- Task to carry out
An exact copy of every line from the one holding "Output a JSON" to the end of the entries below is required; leave the pictures out.

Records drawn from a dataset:
★ ★ ★ ★ ★

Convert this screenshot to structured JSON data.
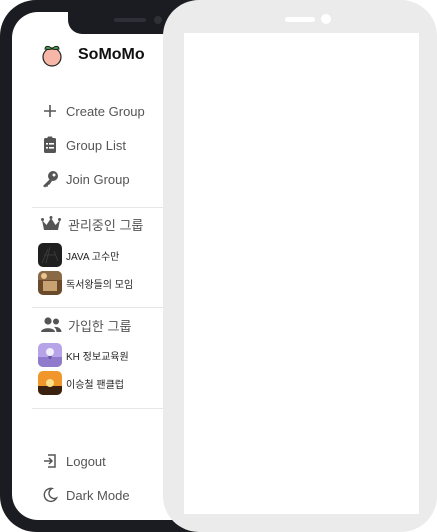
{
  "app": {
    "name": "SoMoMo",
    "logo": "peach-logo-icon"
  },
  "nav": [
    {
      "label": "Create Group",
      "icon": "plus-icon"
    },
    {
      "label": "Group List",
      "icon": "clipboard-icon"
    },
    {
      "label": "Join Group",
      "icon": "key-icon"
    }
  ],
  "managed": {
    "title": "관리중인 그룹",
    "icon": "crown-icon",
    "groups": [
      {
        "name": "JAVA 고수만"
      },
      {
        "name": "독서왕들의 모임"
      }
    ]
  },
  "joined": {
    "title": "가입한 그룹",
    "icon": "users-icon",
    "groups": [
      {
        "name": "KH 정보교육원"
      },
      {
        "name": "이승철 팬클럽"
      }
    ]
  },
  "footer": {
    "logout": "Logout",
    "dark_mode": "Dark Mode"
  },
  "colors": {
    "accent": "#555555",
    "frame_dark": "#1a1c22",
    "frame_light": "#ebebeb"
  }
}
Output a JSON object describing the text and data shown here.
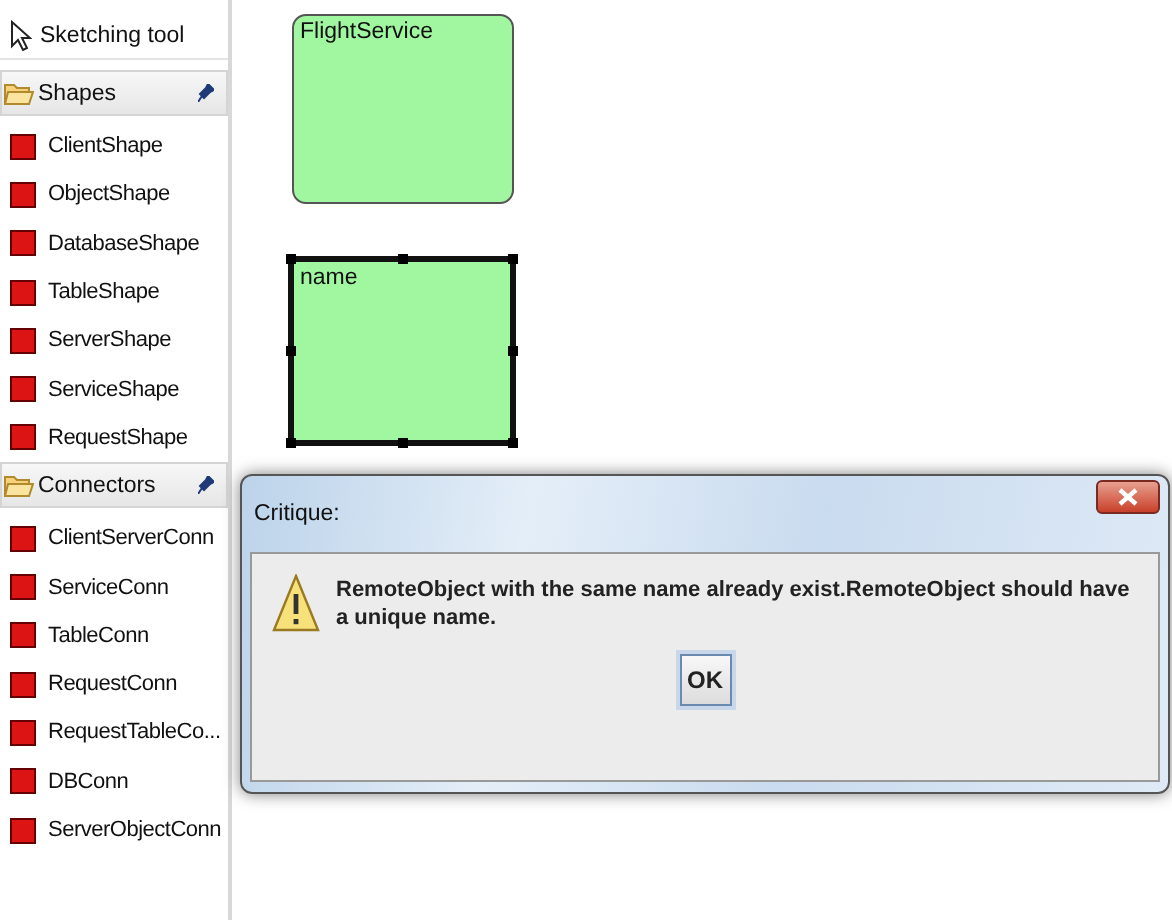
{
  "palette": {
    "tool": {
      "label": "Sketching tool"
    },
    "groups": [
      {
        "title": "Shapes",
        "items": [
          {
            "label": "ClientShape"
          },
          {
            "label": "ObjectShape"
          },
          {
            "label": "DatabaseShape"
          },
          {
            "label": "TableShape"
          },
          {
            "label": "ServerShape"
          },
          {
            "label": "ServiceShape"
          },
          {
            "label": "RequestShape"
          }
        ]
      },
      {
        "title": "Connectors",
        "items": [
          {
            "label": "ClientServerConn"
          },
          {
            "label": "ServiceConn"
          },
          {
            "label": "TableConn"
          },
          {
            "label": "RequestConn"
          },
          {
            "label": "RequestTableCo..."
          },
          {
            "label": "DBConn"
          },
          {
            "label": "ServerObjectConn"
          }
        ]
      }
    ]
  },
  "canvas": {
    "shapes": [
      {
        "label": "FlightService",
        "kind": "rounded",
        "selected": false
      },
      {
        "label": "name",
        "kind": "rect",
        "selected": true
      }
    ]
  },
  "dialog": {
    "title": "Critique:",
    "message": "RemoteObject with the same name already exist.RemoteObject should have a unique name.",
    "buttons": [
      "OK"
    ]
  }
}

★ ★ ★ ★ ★

- Final answer
Output a JSON object describing the text and data shown here.
{
  "palette": {
    "tool": {
      "label": "Sketching tool"
    },
    "groups": [
      {
        "title": "Shapes",
        "items": [
          {
            "label": "ClientShape"
          },
          {
            "label": "ObjectShape"
          },
          {
            "label": "DatabaseShape"
          },
          {
            "label": "TableShape"
          },
          {
            "label": "ServerShape"
          },
          {
            "label": "ServiceShape"
          },
          {
            "label": "RequestShape"
          }
        ]
      },
      {
        "title": "Connectors",
        "items": [
          {
            "label": "ClientServerConn"
          },
          {
            "label": "ServiceConn"
          },
          {
            "label": "TableConn"
          },
          {
            "label": "RequestConn"
          },
          {
            "label": "RequestTableCo..."
          },
          {
            "label": "DBConn"
          },
          {
            "label": "ServerObjectConn"
          }
        ]
      }
    ]
  },
  "canvas": {
    "shapes": [
      {
        "label": "FlightService",
        "kind": "rounded",
        "selected": false
      },
      {
        "label": "name",
        "kind": "rect",
        "selected": true
      }
    ]
  },
  "dialog": {
    "title": "Critique:",
    "message": "RemoteObject with the same name already exist.RemoteObject should have a unique name.",
    "buttons": [
      "OK"
    ]
  }
}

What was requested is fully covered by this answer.